Continued from last week's story 'And That's How It Started'
I nonchalantly slurped on my Sonic Route 44 Root Beer as the mail jeep came to a sudden stop in front of the late Sam Tolbert's residence. Dust from the caliche road engulfed the vehicle, literally hiding it from my view. Momentarily, just as one might expect at a Victoria's Secret modeling event, Leslie the mail lady emerged from the grit, her brunette hair flowing in the breeze. She flashed a warm smile as she made her way up the old, broken sidewalk toward me.
"What are you doing sitting on poor old Sam Tolbert's porch?"
"Waiting on you!" I replied, adjusting my straw hat to shield me from the sunlight.
"No, really...because that's kinda creepy." Her eyes narrowed as she gazed cautiously at me.
"Sam's son T-Roy is out of town and he's expecting a life insurance check any day. He asked me to check the mailbox until he got back."
"Um," she pursed her lips as her eyes dropped to the two pieces of mail she held in her hand, "Here's an electric bill and looks like a Get Well card, maybe. Oops, maybe the post office didn't get that one delivered in a timely manner."
I held my hand out for the mail and she grinned, "Not so fast, mister! I have to put these in the mailbox...postal policy."
I let her dingyness slip by unnoticed as I thoughtfully glanced at her long legs standing before me.
"Well, sit down for a minute!" I scooted over a couple of inches to make room for her tiny hiney.
"This is my last stop. I suppose I could."
Just as I had envisioned, she slid down onto the old boards besides me, mere inches separating us.
"So Leslie, how long have you worked for the post office?" I questioned as I sipped another shot of root beer.
"About six months."
"Are you a single girl?" I knew of no other tactful way to approach the subject.
"Yes...for about six months. And I'm hardly a girl. I have five children!"
"Oh wow. And I suppose they all attend school in Sunup" This was a trick question which I hoped would give a reasonable idea of this beautiful woman's age.
"No, not hardly!" she laughed, "One is a pharmacist, one is a football coach. My oldest daughter is married with two little ones. And then I have a twelve-year-old and a six-year-old."

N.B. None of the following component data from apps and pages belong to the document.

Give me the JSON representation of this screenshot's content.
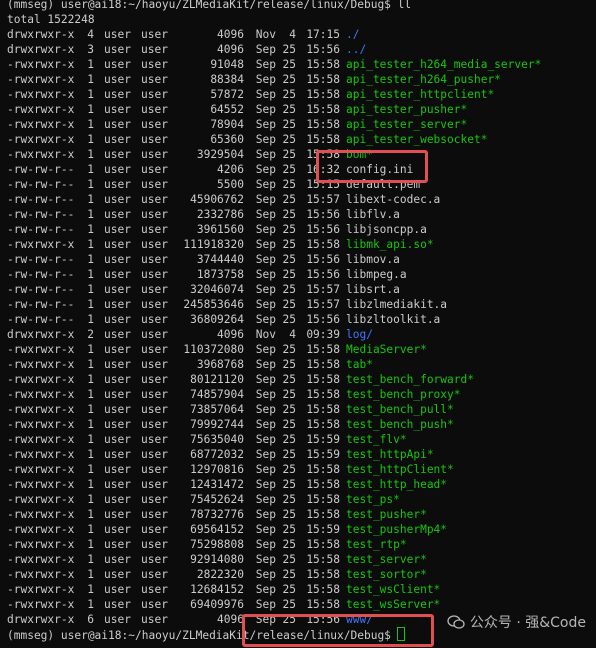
{
  "terminal": {
    "top_prompt": "(mmseg) user@ai18:~/haoyu/ZLMediaKit/release/linux/Debug$ ll",
    "total": "total 1522248",
    "entries": [
      {
        "perm": "drwxrwxr-x",
        "links": "4",
        "owner": "user",
        "group": "user",
        "size": "4096",
        "month": "Nov",
        "day": "4",
        "time": "17:15",
        "name": "./",
        "type": "dir"
      },
      {
        "perm": "drwxrwxr-x",
        "links": "3",
        "owner": "user",
        "group": "user",
        "size": "4096",
        "month": "Sep",
        "day": "25",
        "time": "15:56",
        "name": "../",
        "type": "dir"
      },
      {
        "perm": "-rwxrwxr-x",
        "links": "1",
        "owner": "user",
        "group": "user",
        "size": "91048",
        "month": "Sep",
        "day": "25",
        "time": "15:58",
        "name": "api_tester_h264_media_server*",
        "type": "exec"
      },
      {
        "perm": "-rwxrwxr-x",
        "links": "1",
        "owner": "user",
        "group": "user",
        "size": "88384",
        "month": "Sep",
        "day": "25",
        "time": "15:58",
        "name": "api_tester_h264_pusher*",
        "type": "exec"
      },
      {
        "perm": "-rwxrwxr-x",
        "links": "1",
        "owner": "user",
        "group": "user",
        "size": "57872",
        "month": "Sep",
        "day": "25",
        "time": "15:58",
        "name": "api_tester_httpclient*",
        "type": "exec"
      },
      {
        "perm": "-rwxrwxr-x",
        "links": "1",
        "owner": "user",
        "group": "user",
        "size": "64552",
        "month": "Sep",
        "day": "25",
        "time": "15:58",
        "name": "api_tester_pusher*",
        "type": "exec"
      },
      {
        "perm": "-rwxrwxr-x",
        "links": "1",
        "owner": "user",
        "group": "user",
        "size": "78904",
        "month": "Sep",
        "day": "25",
        "time": "15:58",
        "name": "api_tester_server*",
        "type": "exec"
      },
      {
        "perm": "-rwxrwxr-x",
        "links": "1",
        "owner": "user",
        "group": "user",
        "size": "65360",
        "month": "Sep",
        "day": "25",
        "time": "15:58",
        "name": "api_tester_websocket*",
        "type": "exec"
      },
      {
        "perm": "-rwxrwxr-x",
        "links": "1",
        "owner": "user",
        "group": "user",
        "size": "3929504",
        "month": "Sep",
        "day": "25",
        "time": "15:58",
        "name": "bom*",
        "type": "exec"
      },
      {
        "perm": "-rw-rw-r--",
        "links": "1",
        "owner": "user",
        "group": "user",
        "size": "4206",
        "month": "Sep",
        "day": "25",
        "time": "16:32",
        "name": "config.ini",
        "type": "plain"
      },
      {
        "perm": "-rw-rw-r--",
        "links": "1",
        "owner": "user",
        "group": "user",
        "size": "5500",
        "month": "Sep",
        "day": "25",
        "time": "15:15",
        "name": "default.pem",
        "type": "plain"
      },
      {
        "perm": "-rw-rw-r--",
        "links": "1",
        "owner": "user",
        "group": "user",
        "size": "45906762",
        "month": "Sep",
        "day": "25",
        "time": "15:57",
        "name": "libext-codec.a",
        "type": "plain"
      },
      {
        "perm": "-rw-rw-r--",
        "links": "1",
        "owner": "user",
        "group": "user",
        "size": "2332786",
        "month": "Sep",
        "day": "25",
        "time": "15:56",
        "name": "libflv.a",
        "type": "plain"
      },
      {
        "perm": "-rw-rw-r--",
        "links": "1",
        "owner": "user",
        "group": "user",
        "size": "3961560",
        "month": "Sep",
        "day": "25",
        "time": "15:56",
        "name": "libjsoncpp.a",
        "type": "plain"
      },
      {
        "perm": "-rwxrwxr-x",
        "links": "1",
        "owner": "user",
        "group": "user",
        "size": "111918320",
        "month": "Sep",
        "day": "25",
        "time": "15:58",
        "name": "libmk_api.so*",
        "type": "exec"
      },
      {
        "perm": "-rw-rw-r--",
        "links": "1",
        "owner": "user",
        "group": "user",
        "size": "3744440",
        "month": "Sep",
        "day": "25",
        "time": "15:56",
        "name": "libmov.a",
        "type": "plain"
      },
      {
        "perm": "-rw-rw-r--",
        "links": "1",
        "owner": "user",
        "group": "user",
        "size": "1873758",
        "month": "Sep",
        "day": "25",
        "time": "15:56",
        "name": "libmpeg.a",
        "type": "plain"
      },
      {
        "perm": "-rw-rw-r--",
        "links": "1",
        "owner": "user",
        "group": "user",
        "size": "32046074",
        "month": "Sep",
        "day": "25",
        "time": "15:57",
        "name": "libsrt.a",
        "type": "plain"
      },
      {
        "perm": "-rw-rw-r--",
        "links": "1",
        "owner": "user",
        "group": "user",
        "size": "245853646",
        "month": "Sep",
        "day": "25",
        "time": "15:57",
        "name": "libzlmediakit.a",
        "type": "plain"
      },
      {
        "perm": "-rw-rw-r--",
        "links": "1",
        "owner": "user",
        "group": "user",
        "size": "36809264",
        "month": "Sep",
        "day": "25",
        "time": "15:56",
        "name": "libzltoolkit.a",
        "type": "plain"
      },
      {
        "perm": "drwxrwxr-x",
        "links": "2",
        "owner": "user",
        "group": "user",
        "size": "4096",
        "month": "Nov",
        "day": "4",
        "time": "09:39",
        "name": "log/",
        "type": "dir"
      },
      {
        "perm": "-rwxrwxr-x",
        "links": "1",
        "owner": "user",
        "group": "user",
        "size": "110372080",
        "month": "Sep",
        "day": "25",
        "time": "15:58",
        "name": "MediaServer*",
        "type": "exec"
      },
      {
        "perm": "-rwxrwxr-x",
        "links": "1",
        "owner": "user",
        "group": "user",
        "size": "3968768",
        "month": "Sep",
        "day": "25",
        "time": "15:58",
        "name": "tab*",
        "type": "exec"
      },
      {
        "perm": "-rwxrwxr-x",
        "links": "1",
        "owner": "user",
        "group": "user",
        "size": "80121120",
        "month": "Sep",
        "day": "25",
        "time": "15:58",
        "name": "test_bench_forward*",
        "type": "exec"
      },
      {
        "perm": "-rwxrwxr-x",
        "links": "1",
        "owner": "user",
        "group": "user",
        "size": "74857904",
        "month": "Sep",
        "day": "25",
        "time": "15:58",
        "name": "test_bench_proxy*",
        "type": "exec"
      },
      {
        "perm": "-rwxrwxr-x",
        "links": "1",
        "owner": "user",
        "group": "user",
        "size": "73857064",
        "month": "Sep",
        "day": "25",
        "time": "15:58",
        "name": "test_bench_pull*",
        "type": "exec"
      },
      {
        "perm": "-rwxrwxr-x",
        "links": "1",
        "owner": "user",
        "group": "user",
        "size": "79992744",
        "month": "Sep",
        "day": "25",
        "time": "15:58",
        "name": "test_bench_push*",
        "type": "exec"
      },
      {
        "perm": "-rwxrwxr-x",
        "links": "1",
        "owner": "user",
        "group": "user",
        "size": "75635040",
        "month": "Sep",
        "day": "25",
        "time": "15:59",
        "name": "test_flv*",
        "type": "exec"
      },
      {
        "perm": "-rwxrwxr-x",
        "links": "1",
        "owner": "user",
        "group": "user",
        "size": "68772032",
        "month": "Sep",
        "day": "25",
        "time": "15:59",
        "name": "test_httpApi*",
        "type": "exec"
      },
      {
        "perm": "-rwxrwxr-x",
        "links": "1",
        "owner": "user",
        "group": "user",
        "size": "12970816",
        "month": "Sep",
        "day": "25",
        "time": "15:58",
        "name": "test_httpClient*",
        "type": "exec"
      },
      {
        "perm": "-rwxrwxr-x",
        "links": "1",
        "owner": "user",
        "group": "user",
        "size": "12431472",
        "month": "Sep",
        "day": "25",
        "time": "15:58",
        "name": "test_http_head*",
        "type": "exec"
      },
      {
        "perm": "-rwxrwxr-x",
        "links": "1",
        "owner": "user",
        "group": "user",
        "size": "75452624",
        "month": "Sep",
        "day": "25",
        "time": "15:58",
        "name": "test_ps*",
        "type": "exec"
      },
      {
        "perm": "-rwxrwxr-x",
        "links": "1",
        "owner": "user",
        "group": "user",
        "size": "78732776",
        "month": "Sep",
        "day": "25",
        "time": "15:58",
        "name": "test_pusher*",
        "type": "exec"
      },
      {
        "perm": "-rwxrwxr-x",
        "links": "1",
        "owner": "user",
        "group": "user",
        "size": "69564152",
        "month": "Sep",
        "day": "25",
        "time": "15:59",
        "name": "test_pusherMp4*",
        "type": "exec"
      },
      {
        "perm": "-rwxrwxr-x",
        "links": "1",
        "owner": "user",
        "group": "user",
        "size": "75298808",
        "month": "Sep",
        "day": "25",
        "time": "15:58",
        "name": "test_rtp*",
        "type": "exec"
      },
      {
        "perm": "-rwxrwxr-x",
        "links": "1",
        "owner": "user",
        "group": "user",
        "size": "92914080",
        "month": "Sep",
        "day": "25",
        "time": "15:58",
        "name": "test_server*",
        "type": "exec"
      },
      {
        "perm": "-rwxrwxr-x",
        "links": "1",
        "owner": "user",
        "group": "user",
        "size": "2822320",
        "month": "Sep",
        "day": "25",
        "time": "15:58",
        "name": "test_sortor*",
        "type": "exec"
      },
      {
        "perm": "-rwxrwxr-x",
        "links": "1",
        "owner": "user",
        "group": "user",
        "size": "12684152",
        "month": "Sep",
        "day": "25",
        "time": "15:58",
        "name": "test_wsClient*",
        "type": "exec"
      },
      {
        "perm": "-rwxrwxr-x",
        "links": "1",
        "owner": "user",
        "group": "user",
        "size": "69409976",
        "month": "Sep",
        "day": "25",
        "time": "15:58",
        "name": "test_wsServer*",
        "type": "exec"
      },
      {
        "perm": "drwxrwxr-x",
        "links": "6",
        "owner": "user",
        "group": "user",
        "size": "4096",
        "month": "Sep",
        "day": "25",
        "time": "15:56",
        "name": "www/",
        "type": "dir"
      }
    ],
    "bottom_prompt": "(mmseg) user@ai18:~/haoyu/ZLMediaKit/release/linux/Debug$"
  },
  "watermark": {
    "text": "公众号 · 强&Code",
    "icon": "wechat-icon"
  },
  "colors": {
    "background": "#0c0c0c",
    "text": "#cccccc",
    "executable": "#16c60c",
    "directory": "#3b78ff",
    "highlight": "#e05050"
  }
}
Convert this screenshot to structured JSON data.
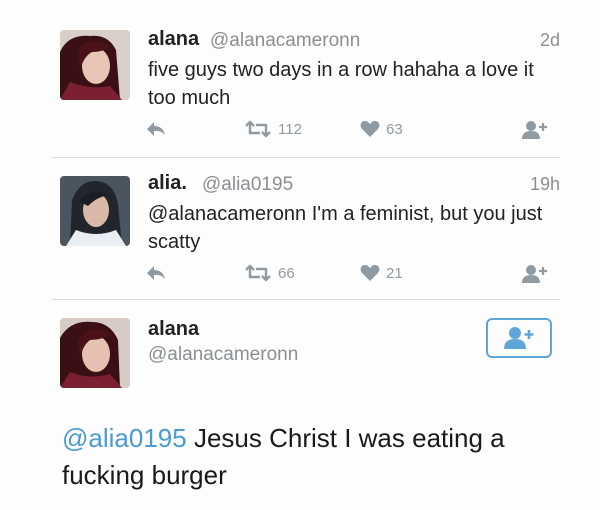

"Hum," I replied as my rusty brain began trying to calculate her age, "you must have gotten an early start. You don't look to be um...I'd guess, thirty-five."
"Haha," she laughed as she slapped my leg, "you missed it by ten years!"
"No way you're that old! Want a drink of my root beer?" I offered the cup to her.
She placed her lips on my straw, her eyes focused on the road. I felt my heart quiver as her lips puckered around the straw. She was a true work of art, I thought to myself.
"I best go, I suppose," Leslie rose as faced me, "I still have some work at the post office before quitting time."
Oh okay," I stood up, "Guess I'll meet you here tomorrow! Maybe that check will show up."
The mail lady smiled and turned toward her Jeep then spun around.
"I have a great idea! Why don't you give me your number and I can text you if the check comes in." she whipped out a very large phone from where I did not know.
I eagerly shared my number, watching over her shoulder as she saved the number on her phone.
"Got it! Bye!" she gave me a sultry look as she flung her hair and retreated to her little white mail jeep.
Old Sam Tolnert's life insurance check would show up the following day, but that didn't stop Leslie the mail lady from texting me daily and often right at bedtime every night. For the next few weeks we'd meet down at the Dairy Queen and share a root beer or an ice cream cone with some good conversation sprinkled in. It was a Wednesday that I decided to make my move. The two of us were working our way toward the middle of a banana split and I thought to myself, 'How can you get more intimate than this?'
I scooped a maraschino cherry into my spoon and placed it against her lips. She giggled and opened her mouth, allowing me to gingerly lay the cherry on her tongue. Her eyes sparkled as she chewed the fruit, a tuft of whipped cream adorning her upper lip.
"Leslie," I began, "I'm not much of a drinker but I do like to scoot a boot now and then. Would you like to go dancing with me Friday night up in the city?"
The girl froze in mid-chew. Her eyes grew dark, almost black as a sinister look came over her face.
"What? What did you say? Say it again 'cause I surely didn't hear you right the first time!"
I in return froze, my eyes glued to that patch of whipped cream beneath her nose. My mind frantically replayed my last sentence...I got nothing out of the ordinary the second time around.
I gasped a breath and cleared my throat. With a quiver in my voice, I responded, "I could be wrong, but here's what I thought I said..."